Task details: From the first line to the last, repeat the data exactly and drop the pictures.

————

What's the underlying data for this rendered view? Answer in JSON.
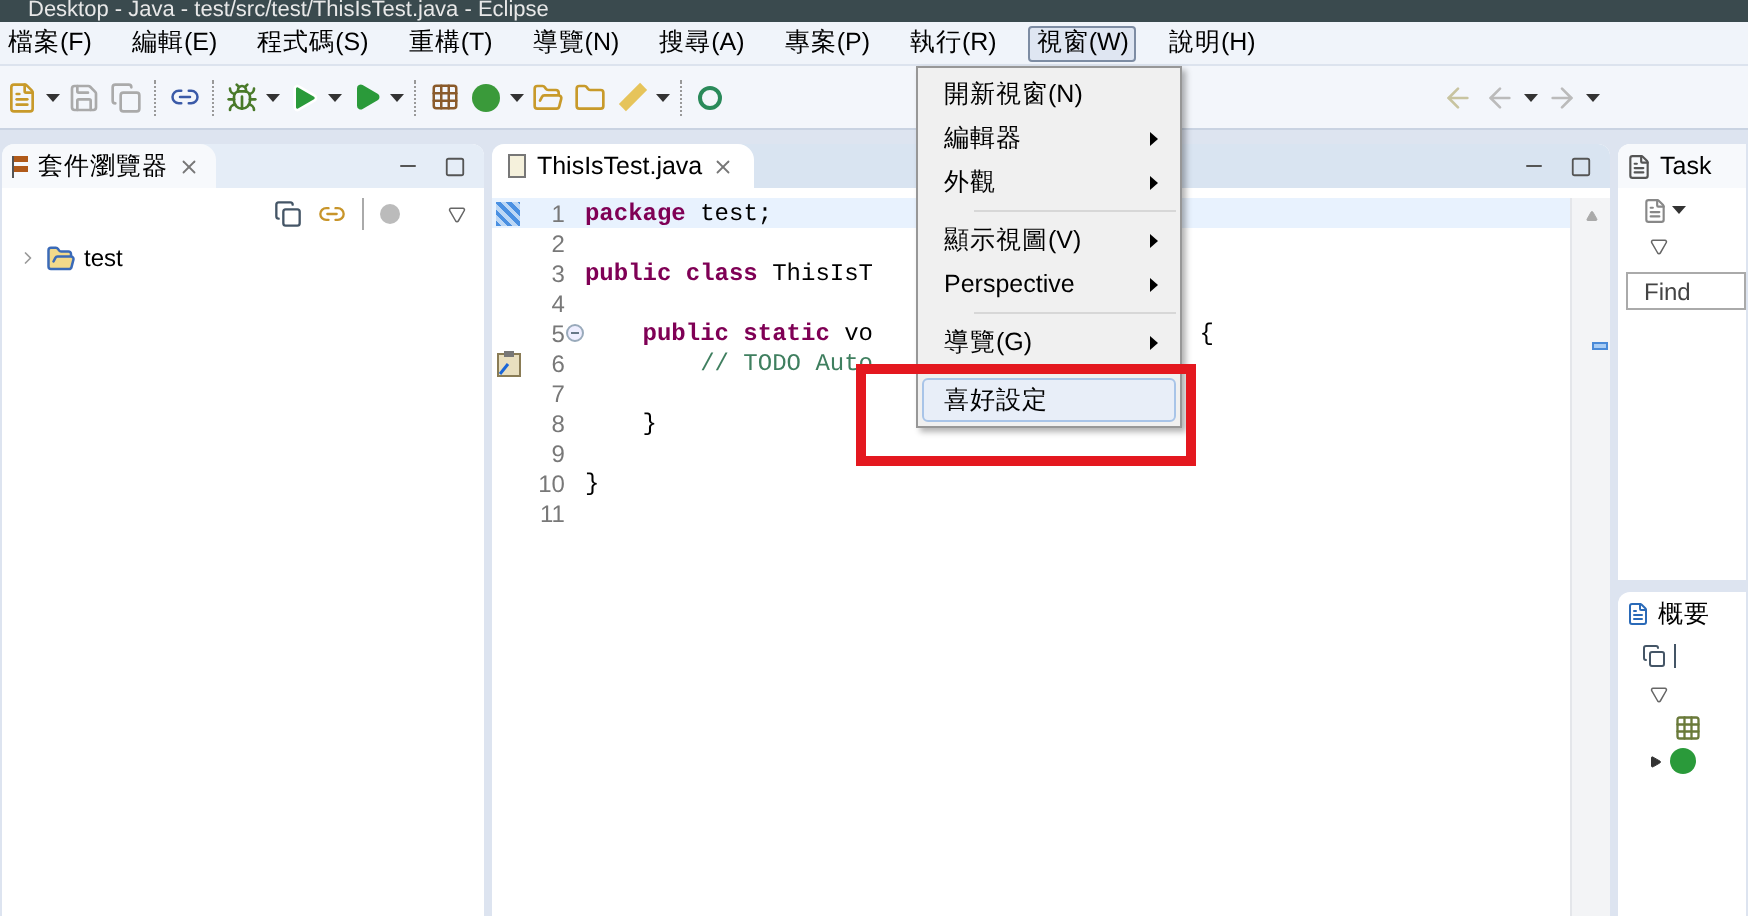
{
  "window": {
    "title": "Desktop - Java - test/src/test/ThisIsTest.java - Eclipse"
  },
  "menu_bar": [
    {
      "label": "檔案(F)",
      "selected": false
    },
    {
      "label": "編輯(E)",
      "selected": false
    },
    {
      "label": "程式碼(S)",
      "selected": false
    },
    {
      "label": "重構(T)",
      "selected": false
    },
    {
      "label": "導覽(N)",
      "selected": false
    },
    {
      "label": "搜尋(A)",
      "selected": false
    },
    {
      "label": "專案(P)",
      "selected": false
    },
    {
      "label": "執行(R)",
      "selected": false
    },
    {
      "label": "視窗(W)",
      "selected": true
    },
    {
      "label": "說明(H)",
      "selected": false
    }
  ],
  "window_menu": [
    {
      "kind": "item",
      "label": "開新視窗(N)",
      "submenu": false,
      "selected": false
    },
    {
      "kind": "item",
      "label": "編輯器",
      "submenu": true,
      "selected": false
    },
    {
      "kind": "item",
      "label": "外觀",
      "submenu": true,
      "selected": false
    },
    {
      "kind": "separator"
    },
    {
      "kind": "item",
      "label": "顯示視圖(V)",
      "submenu": true,
      "selected": false
    },
    {
      "kind": "item",
      "label": "Perspective",
      "submenu": true,
      "selected": false
    },
    {
      "kind": "separator"
    },
    {
      "kind": "item",
      "label": "導覽(G)",
      "submenu": true,
      "selected": false
    },
    {
      "kind": "separator"
    },
    {
      "kind": "item",
      "label": "喜好設定",
      "submenu": false,
      "selected": true
    }
  ],
  "package_explorer": {
    "tab": "套件瀏覽器",
    "tree": [
      {
        "label": "test",
        "expanded": false
      }
    ]
  },
  "editor": {
    "tab": "ThisIsTest.java",
    "lines": [
      {
        "number": "1",
        "quick_diff": true,
        "task": false,
        "fold": false,
        "tokens": [
          {
            "kind": "keyword",
            "text": "package"
          },
          {
            "kind": "plain",
            "text": " test;"
          }
        ]
      },
      {
        "number": "2",
        "quick_diff": false,
        "task": false,
        "fold": false
      },
      {
        "number": "3",
        "quick_diff": false,
        "task": false,
        "fold": false,
        "tokens": [
          {
            "kind": "keyword",
            "text": "public class"
          },
          {
            "kind": "plain",
            "text": " ThisIsT"
          }
        ]
      },
      {
        "number": "4",
        "quick_diff": false,
        "task": false,
        "fold": false
      },
      {
        "number": "5",
        "quick_diff": false,
        "task": false,
        "fold": true,
        "tokens": [
          {
            "kind": "keyword",
            "text": "    public static"
          },
          {
            "kind": "plain",
            "text": " vo"
          }
        ],
        "tail": "{"
      },
      {
        "number": "6",
        "quick_diff": false,
        "task": true,
        "fold": false,
        "tokens": [
          {
            "kind": "comment",
            "text": "        // TODO Auto"
          }
        ]
      },
      {
        "number": "7",
        "quick_diff": false,
        "task": false,
        "fold": false
      },
      {
        "number": "8",
        "quick_diff": false,
        "task": false,
        "fold": false,
        "tokens": [
          {
            "kind": "plain",
            "text": "    }"
          }
        ]
      },
      {
        "number": "9",
        "quick_diff": false,
        "task": false,
        "fold": false
      },
      {
        "number": "10",
        "quick_diff": false,
        "task": false,
        "fold": false,
        "tokens": [
          {
            "kind": "plain",
            "text": "}"
          }
        ]
      },
      {
        "number": "11",
        "quick_diff": false,
        "task": false,
        "fold": false
      }
    ]
  },
  "task_list": {
    "tab": "Task",
    "find": {
      "placeholder": "Find"
    }
  },
  "outline": {
    "tab": "概要"
  }
}
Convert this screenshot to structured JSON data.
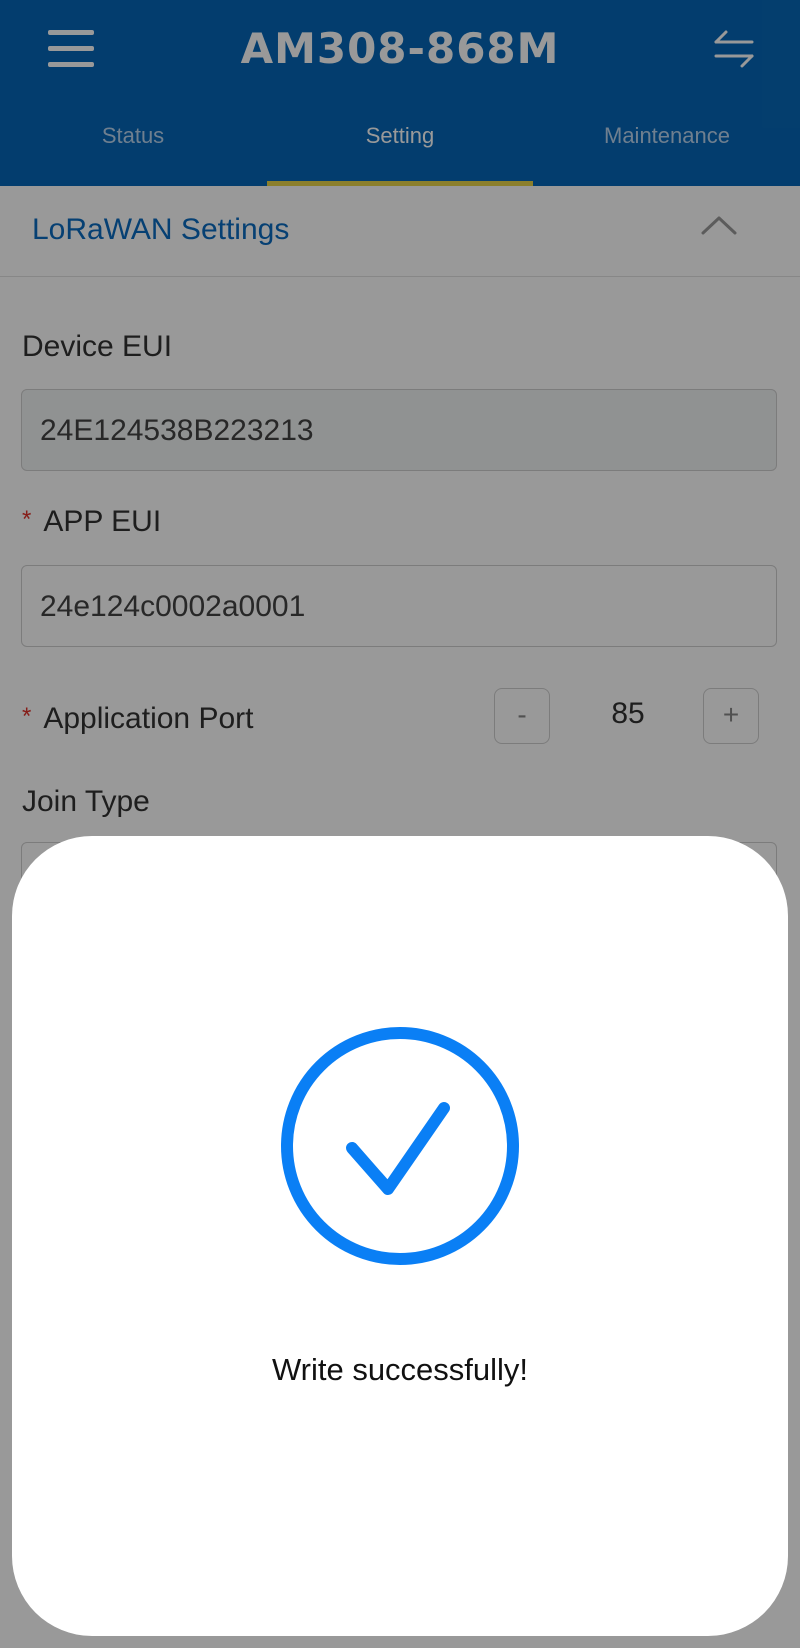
{
  "header": {
    "title": "AM308-868M",
    "menu_icon": "hamburger-menu-icon",
    "switch_icon": "swap-arrows-icon",
    "tabs": [
      {
        "label": "Status",
        "active": false
      },
      {
        "label": "Setting",
        "active": true
      },
      {
        "label": "Maintenance",
        "active": false
      }
    ]
  },
  "section": {
    "title": "LoRaWAN Settings",
    "collapse_icon": "chevron-up-icon"
  },
  "fields": {
    "device_eui": {
      "label": "Device EUI",
      "value": "24E124538B223213"
    },
    "app_eui": {
      "required_mark": "*",
      "label": "APP EUI",
      "value": "24e124c0002a0001"
    },
    "application_port": {
      "required_mark": "*",
      "label": "Application Port",
      "value": "85",
      "decrement": "-",
      "increment": "+"
    },
    "join_type": {
      "label": "Join Type"
    }
  },
  "modal": {
    "icon": "checkmark-circle-icon",
    "message": "Write successfully!"
  },
  "colors": {
    "header_bg": "#0667b8",
    "tab_indicator": "#e8d44a",
    "section_title": "#0a6bc0",
    "required": "#e0322b",
    "success": "#0a7ff5"
  }
}
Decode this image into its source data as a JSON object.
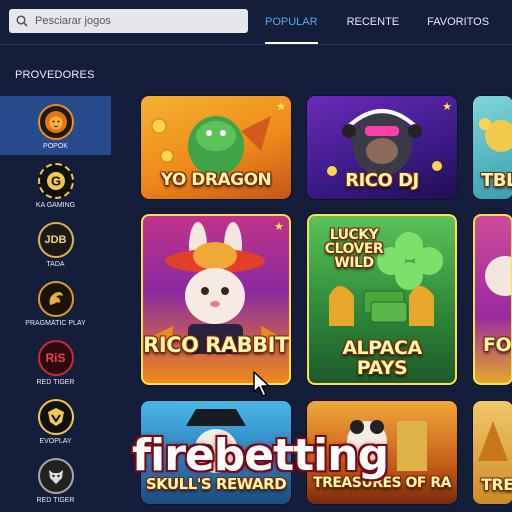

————

Problem solution:
What's the underlying data for this rendered view? Answer in JSON.
{
  "window": {
    "title": "Desktop - Java - test/src/test/ThisIsTest.java - Eclipse"
  },
  "menu_bar": [
    {
      "label": "檔案(F)",
      "selected": false
    },
    {
      "label": "編輯(E)",
      "selected": false
    },
    {
      "label": "程式碼(S)",
      "selected": false
    },
    {
      "label": "重構(T)",
      "selected": false
    },
    {
      "label": "導覽(N)",
      "selected": false
    },
    {
      "label": "搜尋(A)",
      "selected": false
    },
    {
      "label": "專案(P)",
      "selected": false
    },
    {
      "label": "執行(R)",
      "selected": false
    },
    {
      "label": "視窗(W)",
      "selected": true
    },
    {
      "label": "說明(H)",
      "selected": false
    }
  ],
  "window_menu": [
    {
      "kind": "item",
      "label": "開新視窗(N)",
      "submenu": false,
      "selected": false
    },
    {
      "kind": "item",
      "label": "編輯器",
      "submenu": true,
      "selected": false
    },
    {
      "kind": "item",
      "label": "外觀",
      "submenu": true,
      "selected": false
    },
    {
      "kind": "separator"
    },
    {
      "kind": "item",
      "label": "顯示視圖(V)",
      "submenu": true,
      "selected": false
    },
    {
      "kind": "item",
      "label": "Perspective",
      "submenu": true,
      "selected": false
    },
    {
      "kind": "separator"
    },
    {
      "kind": "item",
      "label": "導覽(G)",
      "submenu": true,
      "selected": false
    },
    {
      "kind": "separator"
    },
    {
      "kind": "item",
      "label": "喜好設定",
      "submenu": false,
      "selected": true
    }
  ],
  "package_explorer": {
    "tab": "套件瀏覽器",
    "tree": [
      {
        "label": "test",
        "expanded": false
      }
    ]
  },
  "editor": {
    "tab": "ThisIsTest.java",
    "lines": [
      {
        "number": "1",
        "quick_diff": true,
        "task": false,
        "fold": false,
        "tokens": [
          {
            "kind": "keyword",
            "text": "package"
          },
          {
            "kind": "plain",
            "text": " test;"
          }
        ]
      },
      {
        "number": "2",
        "quick_diff": false,
        "task": false,
        "fold": false
      },
      {
        "number": "3",
        "quick_diff": false,
        "task": false,
        "fold": false,
        "tokens": [
          {
            "kind": "keyword",
            "text": "public class"
          },
          {
            "kind": "plain",
            "text": " ThisIsT"
          }
        ]
      },
      {
        "number": "4",
        "quick_diff": false,
        "task": false,
        "fold": false
      },
      {
        "number": "5",
        "quick_diff": false,
        "task": false,
        "fold": true,
        "tokens": [
          {
            "kind": "keyword",
            "text": "    public static"
          },
          {
            "kind": "plain",
            "text": " vo"
          }
        ],
        "tail": "{"
      },
      {
        "number": "6",
        "quick_diff": false,
        "task": true,
        "fold": false,
        "tokens": [
          {
            "kind": "comment",
            "text": "        // TODO Auto"
          }
        ]
      },
      {
        "number": "7",
        "quick_diff": false,
        "task": false,
        "fold": false
      },
      {
        "number": "8",
        "quick_diff": false,
        "task": false,
        "fold": false,
        "tokens": [
          {
            "kind": "plain",
            "text": "    }"
          }
        ]
      },
      {
        "number": "9",
        "quick_diff": false,
        "task": false,
        "fold": false
      },
      {
        "number": "10",
        "quick_diff": false,
        "task": false,
        "fold": false,
        "tokens": [
          {
            "kind": "plain",
            "text": "}"
          }
        ]
      },
      {
        "number": "11",
        "quick_diff": false,
        "task": false,
        "fold": false
      }
    ]
  },
  "task_list": {
    "tab": "Task",
    "find": {
      "placeholder": "Find"
    }
  },
  "outline": {
    "tab": "概要"
  }
}
Convert this screenshot to structured JSON data.
{
  "header": {
    "title": "AM308-868M",
    "menu_icon": "hamburger-menu-icon",
    "switch_icon": "swap-arrows-icon",
    "tabs": [
      {
        "label": "Status",
        "active": false
      },
      {
        "label": "Setting",
        "active": true
      },
      {
        "label": "Maintenance",
        "active": false
      }
    ]
  },
  "section": {
    "title": "LoRaWAN Settings",
    "collapse_icon": "chevron-up-icon"
  },
  "fields": {
    "device_eui": {
      "label": "Device EUI",
      "value": "24E124538B223213"
    },
    "app_eui": {
      "required_mark": "*",
      "label": "APP EUI",
      "value": "24e124c0002a0001"
    },
    "application_port": {
      "required_mark": "*",
      "label": "Application Port",
      "value": "85",
      "decrement": "-",
      "increment": "+"
    },
    "join_type": {
      "label": "Join Type"
    }
  },
  "modal": {
    "icon": "checkmark-circle-icon",
    "message": "Write successfully!"
  },
  "colors": {
    "header_bg": "#0667b8",
    "tab_indicator": "#e8d44a",
    "section_title": "#0a6bc0",
    "required": "#e0322b",
    "success": "#0a7ff5"
  }
}
Decode this image into its source data as a JSON object.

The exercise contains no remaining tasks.